Segue: on the Vineyard

When Sandy and I were discussing the upcoming workshop, she said I must take time to spend on the island. I’m very grateful to her for that, because Martha’s Vineyard is a place I’ve always wanted to visit, not only because I love being on islands, Atlantic islands (on both sides of the pond) in particular. I also love – and even have a need – to physically experience places that are steeped in human history. The Vineyard holds fascinating, uplifting history that resonates at my core.


I borrowed and read this excellent book about twelve years ago. In anticipation of my upcoming visit, I recently acquired my own copy. Re-reading it now, not so long after experiencing first-hand how ridiculously easy it is for corporations to blatantly, casually flout ADA laws, is proving to be an emotional event.

For about 300 years on Martha’s Vineyard, due to hereditary factors, there was an unusually high percentage of deaf people (one in 155, as opposed to one in nearly 6000 on the mainland). As the title of the book states, hearing and deaf alike learned sign language along with English as a matter of course in early childhood. Hearing people used sign language among themselves, whether or not deaf people were present; it was simply second nature.
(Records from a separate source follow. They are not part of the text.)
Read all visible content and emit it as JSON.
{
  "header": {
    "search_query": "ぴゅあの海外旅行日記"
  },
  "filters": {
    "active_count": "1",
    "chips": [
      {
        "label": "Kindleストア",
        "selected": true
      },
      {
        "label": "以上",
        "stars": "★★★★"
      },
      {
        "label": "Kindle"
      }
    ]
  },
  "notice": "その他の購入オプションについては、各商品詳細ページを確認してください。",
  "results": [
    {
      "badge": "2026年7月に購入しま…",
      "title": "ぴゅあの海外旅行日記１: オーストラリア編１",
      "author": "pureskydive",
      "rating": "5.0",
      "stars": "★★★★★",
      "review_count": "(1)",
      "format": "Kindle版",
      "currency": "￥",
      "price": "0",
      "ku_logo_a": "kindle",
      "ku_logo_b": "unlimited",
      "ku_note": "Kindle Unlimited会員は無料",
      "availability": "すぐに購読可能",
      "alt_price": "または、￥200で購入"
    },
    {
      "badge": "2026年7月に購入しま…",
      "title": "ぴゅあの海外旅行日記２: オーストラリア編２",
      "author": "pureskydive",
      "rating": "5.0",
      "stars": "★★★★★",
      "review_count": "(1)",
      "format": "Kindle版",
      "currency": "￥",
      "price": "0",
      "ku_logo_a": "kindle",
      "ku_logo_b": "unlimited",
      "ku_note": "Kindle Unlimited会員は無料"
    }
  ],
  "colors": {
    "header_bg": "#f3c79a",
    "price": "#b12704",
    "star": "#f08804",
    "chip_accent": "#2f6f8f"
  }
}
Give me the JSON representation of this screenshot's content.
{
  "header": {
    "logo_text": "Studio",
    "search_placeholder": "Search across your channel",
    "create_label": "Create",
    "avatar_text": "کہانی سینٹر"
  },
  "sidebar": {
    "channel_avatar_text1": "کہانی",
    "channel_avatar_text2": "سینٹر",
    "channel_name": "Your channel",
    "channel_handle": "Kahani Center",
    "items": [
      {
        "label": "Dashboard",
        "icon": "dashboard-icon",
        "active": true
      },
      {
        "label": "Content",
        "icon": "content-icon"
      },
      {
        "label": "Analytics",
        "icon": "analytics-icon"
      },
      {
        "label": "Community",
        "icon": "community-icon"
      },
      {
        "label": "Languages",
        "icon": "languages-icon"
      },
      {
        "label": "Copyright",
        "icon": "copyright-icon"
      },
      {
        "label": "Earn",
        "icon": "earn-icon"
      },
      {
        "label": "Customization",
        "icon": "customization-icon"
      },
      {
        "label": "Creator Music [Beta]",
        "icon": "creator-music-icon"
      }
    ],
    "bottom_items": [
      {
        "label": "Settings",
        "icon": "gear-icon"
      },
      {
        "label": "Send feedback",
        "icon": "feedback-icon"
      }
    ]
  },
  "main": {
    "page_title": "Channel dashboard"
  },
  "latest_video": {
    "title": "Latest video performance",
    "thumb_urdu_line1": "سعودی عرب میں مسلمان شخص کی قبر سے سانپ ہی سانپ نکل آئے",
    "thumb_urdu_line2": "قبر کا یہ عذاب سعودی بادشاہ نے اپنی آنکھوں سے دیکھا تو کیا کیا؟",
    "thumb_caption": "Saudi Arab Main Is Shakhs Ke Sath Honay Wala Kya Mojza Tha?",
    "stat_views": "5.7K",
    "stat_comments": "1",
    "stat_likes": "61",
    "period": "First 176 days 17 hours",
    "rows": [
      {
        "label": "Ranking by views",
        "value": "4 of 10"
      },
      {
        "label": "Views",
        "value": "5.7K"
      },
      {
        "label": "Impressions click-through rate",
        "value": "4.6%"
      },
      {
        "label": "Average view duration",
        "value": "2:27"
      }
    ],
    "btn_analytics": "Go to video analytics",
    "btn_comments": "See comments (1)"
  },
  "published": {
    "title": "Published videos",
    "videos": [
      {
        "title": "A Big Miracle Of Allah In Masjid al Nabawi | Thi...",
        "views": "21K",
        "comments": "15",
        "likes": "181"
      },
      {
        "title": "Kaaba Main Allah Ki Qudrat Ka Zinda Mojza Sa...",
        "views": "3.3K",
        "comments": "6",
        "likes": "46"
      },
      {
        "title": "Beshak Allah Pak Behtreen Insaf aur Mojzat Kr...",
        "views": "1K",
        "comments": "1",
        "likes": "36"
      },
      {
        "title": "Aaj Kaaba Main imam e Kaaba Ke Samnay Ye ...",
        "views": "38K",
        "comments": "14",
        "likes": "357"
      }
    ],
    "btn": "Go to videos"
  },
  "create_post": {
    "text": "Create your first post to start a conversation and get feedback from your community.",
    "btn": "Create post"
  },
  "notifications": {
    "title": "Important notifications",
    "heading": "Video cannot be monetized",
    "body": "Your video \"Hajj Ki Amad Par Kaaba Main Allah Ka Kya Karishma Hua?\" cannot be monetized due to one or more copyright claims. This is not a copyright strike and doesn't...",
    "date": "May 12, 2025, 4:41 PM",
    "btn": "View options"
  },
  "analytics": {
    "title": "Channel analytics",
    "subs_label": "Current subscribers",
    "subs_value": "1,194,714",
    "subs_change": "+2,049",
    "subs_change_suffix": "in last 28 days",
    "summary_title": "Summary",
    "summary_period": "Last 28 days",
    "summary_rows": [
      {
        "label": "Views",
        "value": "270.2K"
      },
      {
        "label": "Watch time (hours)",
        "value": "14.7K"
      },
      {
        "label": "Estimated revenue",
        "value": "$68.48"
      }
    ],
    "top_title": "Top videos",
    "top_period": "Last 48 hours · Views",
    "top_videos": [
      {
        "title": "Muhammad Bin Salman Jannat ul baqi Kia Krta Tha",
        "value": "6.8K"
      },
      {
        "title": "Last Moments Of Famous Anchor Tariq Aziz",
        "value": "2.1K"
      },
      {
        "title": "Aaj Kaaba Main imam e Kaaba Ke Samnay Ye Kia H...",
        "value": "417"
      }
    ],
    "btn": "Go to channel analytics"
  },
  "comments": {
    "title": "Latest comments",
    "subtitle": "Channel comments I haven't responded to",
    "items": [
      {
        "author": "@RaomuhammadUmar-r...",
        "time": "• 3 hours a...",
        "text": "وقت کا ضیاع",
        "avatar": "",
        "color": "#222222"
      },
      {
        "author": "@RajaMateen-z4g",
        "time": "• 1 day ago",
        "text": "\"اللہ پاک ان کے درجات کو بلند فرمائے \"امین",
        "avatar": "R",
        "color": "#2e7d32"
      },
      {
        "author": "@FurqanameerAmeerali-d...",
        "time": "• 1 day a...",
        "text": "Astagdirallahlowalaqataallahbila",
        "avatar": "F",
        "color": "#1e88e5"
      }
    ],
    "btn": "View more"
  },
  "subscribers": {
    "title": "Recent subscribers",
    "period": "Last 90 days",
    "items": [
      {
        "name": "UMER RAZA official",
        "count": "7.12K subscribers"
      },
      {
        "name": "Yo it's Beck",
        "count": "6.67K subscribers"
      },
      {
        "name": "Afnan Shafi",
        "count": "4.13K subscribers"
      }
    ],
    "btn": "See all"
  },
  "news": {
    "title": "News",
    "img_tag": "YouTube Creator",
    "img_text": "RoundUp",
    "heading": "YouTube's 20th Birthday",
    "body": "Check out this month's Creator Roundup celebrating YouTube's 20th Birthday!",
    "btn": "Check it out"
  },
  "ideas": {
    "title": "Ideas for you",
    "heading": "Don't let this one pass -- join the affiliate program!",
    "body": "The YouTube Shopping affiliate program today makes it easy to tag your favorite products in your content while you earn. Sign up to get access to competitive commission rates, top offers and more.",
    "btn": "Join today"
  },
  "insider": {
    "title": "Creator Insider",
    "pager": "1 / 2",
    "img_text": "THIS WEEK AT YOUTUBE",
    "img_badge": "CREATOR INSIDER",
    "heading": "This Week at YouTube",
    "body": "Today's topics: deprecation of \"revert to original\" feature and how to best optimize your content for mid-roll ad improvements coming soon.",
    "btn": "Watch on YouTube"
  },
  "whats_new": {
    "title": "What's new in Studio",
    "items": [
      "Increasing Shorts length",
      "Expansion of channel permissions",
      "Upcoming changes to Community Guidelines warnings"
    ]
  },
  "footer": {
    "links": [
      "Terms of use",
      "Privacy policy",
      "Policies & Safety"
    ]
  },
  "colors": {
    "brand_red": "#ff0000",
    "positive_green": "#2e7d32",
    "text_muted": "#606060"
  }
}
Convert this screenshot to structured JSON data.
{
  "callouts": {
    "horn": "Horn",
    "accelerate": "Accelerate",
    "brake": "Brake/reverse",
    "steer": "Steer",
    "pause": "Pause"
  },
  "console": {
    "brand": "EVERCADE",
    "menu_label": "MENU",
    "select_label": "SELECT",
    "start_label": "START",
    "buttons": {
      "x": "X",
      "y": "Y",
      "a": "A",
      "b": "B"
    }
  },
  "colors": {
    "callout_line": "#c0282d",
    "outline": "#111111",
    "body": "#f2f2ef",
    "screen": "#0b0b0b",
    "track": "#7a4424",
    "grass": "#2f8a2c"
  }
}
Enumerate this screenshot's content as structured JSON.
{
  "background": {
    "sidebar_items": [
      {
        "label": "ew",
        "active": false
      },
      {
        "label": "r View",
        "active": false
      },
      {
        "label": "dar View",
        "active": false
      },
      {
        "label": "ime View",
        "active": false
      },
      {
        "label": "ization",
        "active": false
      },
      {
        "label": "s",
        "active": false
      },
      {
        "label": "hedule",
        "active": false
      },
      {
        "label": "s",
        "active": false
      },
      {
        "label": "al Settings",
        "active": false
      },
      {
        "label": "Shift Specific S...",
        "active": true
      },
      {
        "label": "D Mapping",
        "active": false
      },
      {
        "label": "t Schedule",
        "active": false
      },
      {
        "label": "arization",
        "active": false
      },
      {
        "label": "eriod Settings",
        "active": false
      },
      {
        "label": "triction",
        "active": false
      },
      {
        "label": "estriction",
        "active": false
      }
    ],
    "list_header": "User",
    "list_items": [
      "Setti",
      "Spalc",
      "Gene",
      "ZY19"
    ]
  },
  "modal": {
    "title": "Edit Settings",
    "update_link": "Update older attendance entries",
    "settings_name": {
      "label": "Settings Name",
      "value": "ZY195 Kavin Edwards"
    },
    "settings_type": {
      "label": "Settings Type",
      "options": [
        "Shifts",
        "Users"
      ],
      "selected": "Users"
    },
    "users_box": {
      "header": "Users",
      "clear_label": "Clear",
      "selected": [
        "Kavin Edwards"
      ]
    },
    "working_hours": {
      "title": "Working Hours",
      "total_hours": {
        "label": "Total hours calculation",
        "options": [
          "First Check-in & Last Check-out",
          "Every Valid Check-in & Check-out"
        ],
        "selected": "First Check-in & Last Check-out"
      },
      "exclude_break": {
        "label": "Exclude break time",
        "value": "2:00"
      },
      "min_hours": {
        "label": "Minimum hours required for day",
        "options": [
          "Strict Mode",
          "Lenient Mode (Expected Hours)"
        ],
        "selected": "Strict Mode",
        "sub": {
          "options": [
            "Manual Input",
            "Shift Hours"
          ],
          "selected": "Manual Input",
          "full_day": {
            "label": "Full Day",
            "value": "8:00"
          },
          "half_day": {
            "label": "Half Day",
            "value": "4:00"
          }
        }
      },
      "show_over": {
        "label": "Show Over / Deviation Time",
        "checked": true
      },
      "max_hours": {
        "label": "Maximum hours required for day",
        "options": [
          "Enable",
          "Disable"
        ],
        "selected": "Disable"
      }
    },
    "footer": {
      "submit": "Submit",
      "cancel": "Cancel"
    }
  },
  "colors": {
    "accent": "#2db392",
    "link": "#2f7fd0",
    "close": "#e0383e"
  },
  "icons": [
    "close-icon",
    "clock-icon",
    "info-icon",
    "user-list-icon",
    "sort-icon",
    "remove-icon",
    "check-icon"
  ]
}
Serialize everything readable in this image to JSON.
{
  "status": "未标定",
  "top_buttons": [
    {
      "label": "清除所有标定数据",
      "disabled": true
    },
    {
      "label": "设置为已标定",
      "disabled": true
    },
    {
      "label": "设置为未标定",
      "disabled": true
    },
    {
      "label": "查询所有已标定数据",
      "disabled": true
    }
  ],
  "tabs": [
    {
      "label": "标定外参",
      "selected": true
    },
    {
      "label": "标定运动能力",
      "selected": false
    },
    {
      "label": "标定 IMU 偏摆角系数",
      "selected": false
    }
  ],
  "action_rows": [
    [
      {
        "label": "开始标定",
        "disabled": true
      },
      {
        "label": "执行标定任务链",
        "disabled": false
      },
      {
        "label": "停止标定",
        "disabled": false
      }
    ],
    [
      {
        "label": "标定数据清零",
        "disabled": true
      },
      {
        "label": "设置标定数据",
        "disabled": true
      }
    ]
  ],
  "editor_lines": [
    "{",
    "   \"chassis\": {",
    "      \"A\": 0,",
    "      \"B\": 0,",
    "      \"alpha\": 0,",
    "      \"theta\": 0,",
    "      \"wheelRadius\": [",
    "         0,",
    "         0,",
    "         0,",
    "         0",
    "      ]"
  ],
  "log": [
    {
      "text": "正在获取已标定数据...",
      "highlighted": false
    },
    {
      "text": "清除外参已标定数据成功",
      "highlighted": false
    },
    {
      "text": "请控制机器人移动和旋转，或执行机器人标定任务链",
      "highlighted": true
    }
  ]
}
As a result, deaf people were full participants in every aspect of island life: like their hearing neighbors, they were farmers, fishermen, shop owners, churchgoers, members of local government and fully present at every social occasion. ‘The deaf’ were not though of as a group, but were remembered as individuals, according to their accomplishments, personalities, professions, and relationships first. To be deaf was simply not perceived as being unusual in any way. “It was taken for granted…as if somebody had brown eyes and somebody else had blue…They were just like anybody else.” Perhaps the most telling of many such quotes in the book is this, a reply by an island woman in her 80s when asked about neighbors who were ‘handicapped by deafness’: ‘“Oh,” she said emphatically, “those people weren’t handicapped. They were just deaf.”’

The history of Martha’s Vineyard definitively points out that the notion of ‘disability’ is something a culture creates by tacit agreement (as discrimination often is practiced as well). Perhaps walking the land and breathing the air of an island imbued with such beautiful history will provide my own last bit of healing, finally obliterating the remaining scars left by sanctioned bigotry. I felt a bit guarded about writing of this, until I read the jacket notes by no less a personage than Oliver Sacks: “ I was so moved by Groce’s book that the moment I finished it I jumped in the car, with only a toothbrush, a tape recorder, and a camera – I had to see this enchanted island for myself.”


Spring is here! And I’m in the studio, making books (but out every day, basking).